In combat, mechanised and armoured units have the advantage, and units with a low morale are seriously at a disadvantage. Terrain has its effect too, though it is not possible to use terrain to the same advantage as one could in the author's smaller-scale games. In fact, the impossibility of positioning units precisely makes it difficult to care much about this aspect. The results of combat, instantaneously displayed, are somewhat monotonous: strength, or effectiveness, is chipped off units in 5% blocks. I have never seen damage greater than 20% in one combat round, although in a single combat phase a unit might suffer considerable damage from repeated attack by enemy units surrounding it.

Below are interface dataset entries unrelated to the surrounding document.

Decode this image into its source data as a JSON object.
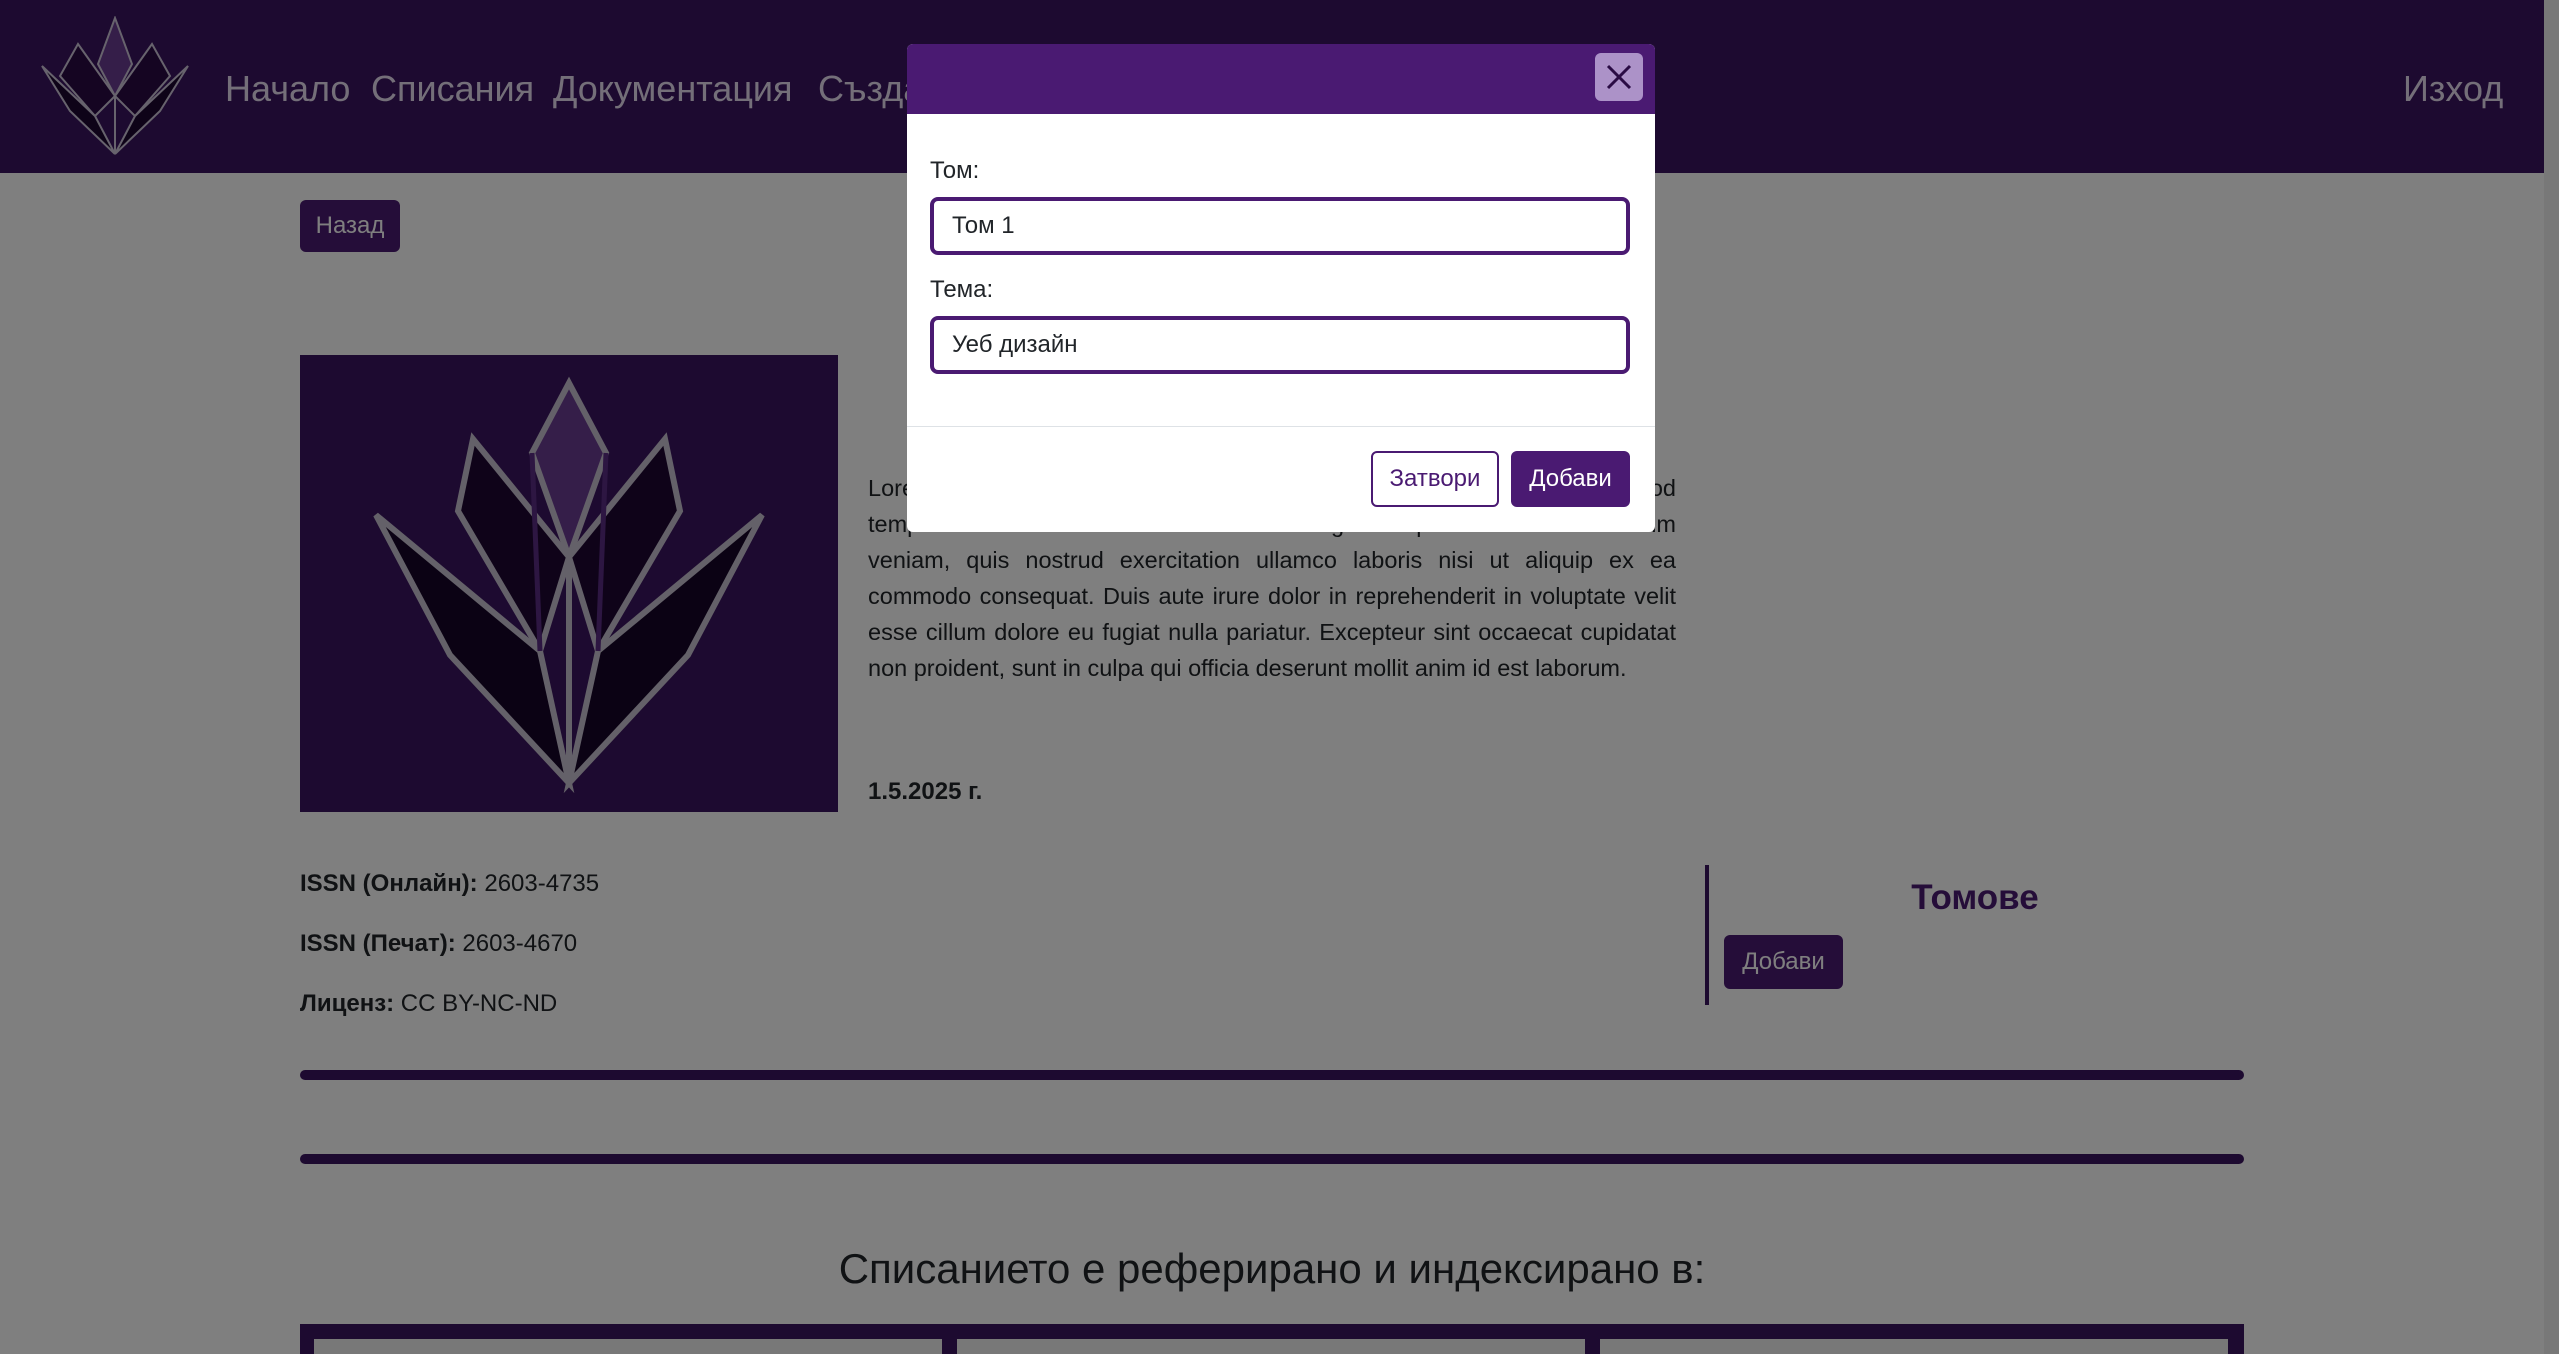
{
  "colors": {
    "brand": "#3b1460",
    "accent": "#4a1a72",
    "close_button_bg": "#ac92c8"
  },
  "navbar": {
    "logo_icon": "lotus-logo-icon",
    "items": [
      {
        "label": "Начало"
      },
      {
        "label": "Списания"
      },
      {
        "label": "Документация"
      },
      {
        "label": "Създа"
      }
    ],
    "logout_label": "Изход"
  },
  "page": {
    "back_label": "Назад",
    "journal_image_icon": "lotus-logo-icon",
    "description_hidden_prefix": "Lore",
    "description_hidden_suffix": "od",
    "description_line2_visible": "tempor incididunt ut labore et dolore magna aliqua. Ut enim ad minim",
    "description_body": "veniam, quis nostrud exercitation ullamco laboris nisi ut aliquip ex ea commodo consequat. Duis aute irure dolor in reprehenderit in voluptate velit esse cillum dolore eu fugiat nulla pariatur. Excepteur sint occaecat cupidatat non proident, sunt in culpa qui officia deserunt mollit anim id est laborum.",
    "date": "1.5.2025 г.",
    "meta": [
      {
        "label": "ISSN (Онлайн):",
        "value": "2603-4735"
      },
      {
        "label": "ISSN (Печат):",
        "value": "2603-4670"
      },
      {
        "label": "Лиценз:",
        "value": "CC BY-NC-ND"
      }
    ],
    "volumes_title": "Томове",
    "volumes_add_label": "Добави",
    "indexed_title": "Списанието е реферирано и индексирано в:"
  },
  "modal": {
    "close_icon": "close-icon",
    "volume_label": "Том:",
    "volume_value": "Том 1",
    "topic_label": "Тема:",
    "topic_value": "Уеб дизайн",
    "close_button_label": "Затвори",
    "add_button_label": "Добави"
  }
}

The author lays great emphasis on the artificial intelligence driving the enemy, but the first thing this routine is called upon to simulate is confusion as the enemy dots about helplessly in response to the unexpected invasion. But they soon rally and come streaming up to the beaches in alarmingly large and solid numbers. The first stage of the game is very much about the problem of getting sufficient numbers of units onto the map before the enemy closes in and makes it difficult to move units off the beaches. Quick inland movement is essential, but going too far is dangerous because the units get trapped amongst the encroaching Germans. The ideal is to build up a solid defensive wall along the coast, with more than the initial five beaches activated and all units in play. Then the player can meet the German army on equal terms, wear it down, and start to advance.
The difficulty is that the movement system makes it hard to manipulate the units into doing anything sensible. The lack of control over movement - unique in the Spectrum wargaming world to Ken Wright's games - is interesting and unusual in its proper application, but frustrating in this scenario. It is true that most of the divisions landed in disorder, but the simulation - if it is supposed to be a simulation of that aspect - has very little reality.
There are no specific victory conditions to strive for: play is stopped if either army falls before 40% effectiveness, if Allied units reach the right hand edge of the map, or if all become deactivated. Victory for either side is decided purely on the respective strengths of each army at the time of play ceasing, which is infuriatingly artificial. It is much more satisfactory to have structured goals in this type of game, especially when it aims, as this one does, for sophistication.
Despite these negative aspects, the potential for varied development of strategy is very great and this is certainly an extremely well designed and well presented wargame. I would have no hesitation in recommending it's a purchase and I'm looking forward to the next offering from the same keyboard.
The historical material in the rulebookis excellent and thorough but the instructions on gameplay are badly structured and slightly confusing.
The smoothness of the orders system makes it easy to play, but the frustrating movement impedes playability to an extent.
Clear enough, but rather uninsprired.
Some of the historical atmosphere is destroyed and abstracted by the clumsiness of the units, but despite that the general excitement is maintained.
An excellent game with infuriating aspects - worth buying.